A weak password is short, simple, a system default, or something that could be quickly guessed by performing a brute force attack using a list of possible passwords, such as words in the dictionary, familiar names … etc.

2: Insecure network services

Insecure services that are running on the device can be exposed to the internet allowing the attackers to compromise the IoT device.

3: Insecure ecosystem interfaces

This issue refers to APIs, mobile, and web apps that enable consumers to communicate with their smart devices. Any vulnerability within these interfaces will allow cybercriminals to compromise the device.  

4: Lack of secure update mechanisms

If there’s a device with an insecure update process, you run the risk of falling victim to what is known as the evilgrade attack. In this case, you may unwittingly install malicious code from an attacker during the update process. The update process must be done securely and certainly, over encrypted channels.

5: Use of insecure or outdated components
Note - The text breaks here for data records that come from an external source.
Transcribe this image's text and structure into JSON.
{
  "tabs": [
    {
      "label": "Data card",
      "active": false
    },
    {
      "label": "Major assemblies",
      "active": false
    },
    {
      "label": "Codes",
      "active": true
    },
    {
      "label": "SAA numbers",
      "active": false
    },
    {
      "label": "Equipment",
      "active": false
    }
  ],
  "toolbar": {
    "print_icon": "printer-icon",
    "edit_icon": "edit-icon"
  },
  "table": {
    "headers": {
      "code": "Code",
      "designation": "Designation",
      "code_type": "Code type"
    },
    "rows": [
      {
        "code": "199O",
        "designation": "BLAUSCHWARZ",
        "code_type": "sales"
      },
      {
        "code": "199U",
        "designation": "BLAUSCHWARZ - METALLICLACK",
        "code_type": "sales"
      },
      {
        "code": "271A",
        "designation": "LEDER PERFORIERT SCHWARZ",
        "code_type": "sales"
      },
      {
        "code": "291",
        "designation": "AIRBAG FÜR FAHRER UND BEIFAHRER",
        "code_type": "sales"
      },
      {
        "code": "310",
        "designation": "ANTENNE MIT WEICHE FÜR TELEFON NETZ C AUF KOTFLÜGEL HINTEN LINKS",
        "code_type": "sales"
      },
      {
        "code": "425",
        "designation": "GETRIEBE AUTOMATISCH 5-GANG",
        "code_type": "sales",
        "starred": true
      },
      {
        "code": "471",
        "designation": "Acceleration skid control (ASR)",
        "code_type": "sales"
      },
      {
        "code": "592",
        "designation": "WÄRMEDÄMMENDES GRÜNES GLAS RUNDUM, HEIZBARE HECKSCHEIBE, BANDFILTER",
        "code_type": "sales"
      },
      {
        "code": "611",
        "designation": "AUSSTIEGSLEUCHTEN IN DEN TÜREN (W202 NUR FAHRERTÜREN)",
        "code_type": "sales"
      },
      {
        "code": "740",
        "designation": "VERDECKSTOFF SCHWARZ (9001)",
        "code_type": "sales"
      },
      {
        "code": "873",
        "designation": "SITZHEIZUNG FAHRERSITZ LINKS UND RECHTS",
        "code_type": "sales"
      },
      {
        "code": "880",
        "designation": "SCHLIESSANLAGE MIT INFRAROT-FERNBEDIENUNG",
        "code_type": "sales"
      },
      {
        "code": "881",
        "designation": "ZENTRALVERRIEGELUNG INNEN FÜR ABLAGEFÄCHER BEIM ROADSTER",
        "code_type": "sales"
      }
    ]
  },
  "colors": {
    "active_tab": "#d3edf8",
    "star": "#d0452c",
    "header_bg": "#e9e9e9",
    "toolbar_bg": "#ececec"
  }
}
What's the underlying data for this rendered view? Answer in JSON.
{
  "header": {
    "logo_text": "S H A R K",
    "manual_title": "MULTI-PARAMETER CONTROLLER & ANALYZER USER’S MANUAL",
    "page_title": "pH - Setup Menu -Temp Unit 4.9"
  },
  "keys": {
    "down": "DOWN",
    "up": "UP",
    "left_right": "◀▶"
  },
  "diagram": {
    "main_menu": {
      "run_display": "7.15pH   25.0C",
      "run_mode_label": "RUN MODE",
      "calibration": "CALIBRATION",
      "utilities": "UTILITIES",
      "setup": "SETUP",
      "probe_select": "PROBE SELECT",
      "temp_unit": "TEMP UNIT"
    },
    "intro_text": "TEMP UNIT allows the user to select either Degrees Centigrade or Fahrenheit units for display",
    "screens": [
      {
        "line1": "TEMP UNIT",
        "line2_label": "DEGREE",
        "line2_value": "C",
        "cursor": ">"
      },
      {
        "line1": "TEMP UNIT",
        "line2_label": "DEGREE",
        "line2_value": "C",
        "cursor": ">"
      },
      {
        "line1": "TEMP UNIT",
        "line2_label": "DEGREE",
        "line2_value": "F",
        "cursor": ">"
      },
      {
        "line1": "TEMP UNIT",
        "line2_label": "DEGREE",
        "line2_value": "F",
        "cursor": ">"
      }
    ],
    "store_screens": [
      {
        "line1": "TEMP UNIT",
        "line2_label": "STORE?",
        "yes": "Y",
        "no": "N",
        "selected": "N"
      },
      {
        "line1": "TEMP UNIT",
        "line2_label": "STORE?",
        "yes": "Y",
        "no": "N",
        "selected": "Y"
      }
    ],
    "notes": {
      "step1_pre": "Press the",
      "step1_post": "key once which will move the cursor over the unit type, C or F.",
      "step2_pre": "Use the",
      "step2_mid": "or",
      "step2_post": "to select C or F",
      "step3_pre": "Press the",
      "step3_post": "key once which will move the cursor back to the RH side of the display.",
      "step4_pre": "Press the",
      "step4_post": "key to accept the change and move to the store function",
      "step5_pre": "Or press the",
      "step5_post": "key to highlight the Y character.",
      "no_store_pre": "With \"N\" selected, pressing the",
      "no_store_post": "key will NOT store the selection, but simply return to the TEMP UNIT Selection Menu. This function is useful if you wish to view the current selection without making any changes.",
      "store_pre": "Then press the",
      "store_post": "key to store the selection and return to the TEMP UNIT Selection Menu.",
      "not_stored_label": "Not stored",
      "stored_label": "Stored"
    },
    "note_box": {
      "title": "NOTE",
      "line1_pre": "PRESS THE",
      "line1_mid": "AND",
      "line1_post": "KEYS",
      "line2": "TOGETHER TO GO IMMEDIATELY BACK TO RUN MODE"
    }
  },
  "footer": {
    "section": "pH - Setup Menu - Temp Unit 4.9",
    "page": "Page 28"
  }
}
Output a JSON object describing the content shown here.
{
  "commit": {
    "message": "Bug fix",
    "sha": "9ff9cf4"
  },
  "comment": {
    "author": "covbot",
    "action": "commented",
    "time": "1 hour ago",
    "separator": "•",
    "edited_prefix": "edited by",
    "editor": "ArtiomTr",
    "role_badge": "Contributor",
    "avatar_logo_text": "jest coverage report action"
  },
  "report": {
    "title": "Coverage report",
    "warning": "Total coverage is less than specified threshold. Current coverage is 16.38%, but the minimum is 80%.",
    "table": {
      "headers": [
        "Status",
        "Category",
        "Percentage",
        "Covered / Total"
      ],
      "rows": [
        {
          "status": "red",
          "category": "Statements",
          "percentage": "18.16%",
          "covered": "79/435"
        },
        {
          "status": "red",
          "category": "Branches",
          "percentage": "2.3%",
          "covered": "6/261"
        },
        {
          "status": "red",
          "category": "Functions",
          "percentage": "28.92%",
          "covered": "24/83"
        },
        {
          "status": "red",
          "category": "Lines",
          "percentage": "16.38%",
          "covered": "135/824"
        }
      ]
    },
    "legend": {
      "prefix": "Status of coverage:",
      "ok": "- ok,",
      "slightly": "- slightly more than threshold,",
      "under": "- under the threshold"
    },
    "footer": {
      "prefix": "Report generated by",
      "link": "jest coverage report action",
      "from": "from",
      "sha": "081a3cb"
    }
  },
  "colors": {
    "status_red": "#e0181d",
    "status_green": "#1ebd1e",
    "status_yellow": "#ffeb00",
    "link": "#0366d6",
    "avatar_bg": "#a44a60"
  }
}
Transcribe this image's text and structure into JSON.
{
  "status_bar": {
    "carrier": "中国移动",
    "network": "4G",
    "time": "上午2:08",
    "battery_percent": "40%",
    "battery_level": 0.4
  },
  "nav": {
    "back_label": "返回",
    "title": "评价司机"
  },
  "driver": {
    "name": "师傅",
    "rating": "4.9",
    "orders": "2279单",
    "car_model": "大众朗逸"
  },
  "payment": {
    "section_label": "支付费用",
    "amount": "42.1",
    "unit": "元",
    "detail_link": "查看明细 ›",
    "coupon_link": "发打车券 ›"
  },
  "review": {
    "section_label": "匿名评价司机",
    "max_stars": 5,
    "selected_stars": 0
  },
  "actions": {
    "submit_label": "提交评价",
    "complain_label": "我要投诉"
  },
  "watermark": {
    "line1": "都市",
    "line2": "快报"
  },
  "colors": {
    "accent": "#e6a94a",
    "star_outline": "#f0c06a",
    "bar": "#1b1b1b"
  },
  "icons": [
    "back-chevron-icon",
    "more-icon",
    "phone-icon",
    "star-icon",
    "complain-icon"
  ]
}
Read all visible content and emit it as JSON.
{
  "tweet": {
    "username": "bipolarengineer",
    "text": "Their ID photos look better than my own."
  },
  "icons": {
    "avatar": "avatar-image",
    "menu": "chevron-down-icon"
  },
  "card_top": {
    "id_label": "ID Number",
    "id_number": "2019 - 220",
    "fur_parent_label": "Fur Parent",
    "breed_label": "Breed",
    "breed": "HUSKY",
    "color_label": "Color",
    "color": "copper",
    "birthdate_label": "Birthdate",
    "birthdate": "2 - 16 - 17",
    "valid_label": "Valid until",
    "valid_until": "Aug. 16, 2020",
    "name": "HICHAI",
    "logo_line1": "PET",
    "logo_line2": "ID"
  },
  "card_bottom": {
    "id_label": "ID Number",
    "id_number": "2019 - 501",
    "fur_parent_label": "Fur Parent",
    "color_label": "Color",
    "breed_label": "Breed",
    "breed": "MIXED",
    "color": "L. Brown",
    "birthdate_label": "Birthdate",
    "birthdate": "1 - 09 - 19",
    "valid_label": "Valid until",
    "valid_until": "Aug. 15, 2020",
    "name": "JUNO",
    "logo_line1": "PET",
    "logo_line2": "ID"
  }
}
Using deprecated software or outdated components in your code could lead to a total compromise in the security of the device. This involves weak customization of operating system platforms and the use of third-party software or hardware elements from compromised suppliers.

6: Insufficient privacy protection

Personal data is very important. If abused, either purposely or by accident, it can have a significant impact on people’s lives. IoT devices can obtain a significant amount of data about the environment they are on, and the people using them.

7: Insecure data transfer and storage

Every time data is received by a smart device and transferred over a network, or collected in a new location, the potential for this data to be compromised increases. To mitigate these risks, you should restrict access to sensitive data in general and ensure that data is always encrypted.

8: Lack of device management

It is very important to know what assets are on your environment, and it’s equally important to manage them efficiently—you can’t secure something you don’t know you have. Failure at this point could result in your entire network being hacked.

9: Insecure default settings

IoT devices are often shipped with weak default settings. Often, we are just carless and fail to change those default settings. In other cases, it is not possible to change system configurations because you are restricted and do not have the necessary permissions to do it.

10: Lack of physical hardening

Hardening the device against physical attacks is a must. Failure at this point will enable potential attackers to obtain sensitive data that can help to launch a remote hack or gain local control of the device.


Taking these risks into active consideration can help mitigate your risk of being compromised by the ever-increasing growth in the number of active cyber criminals.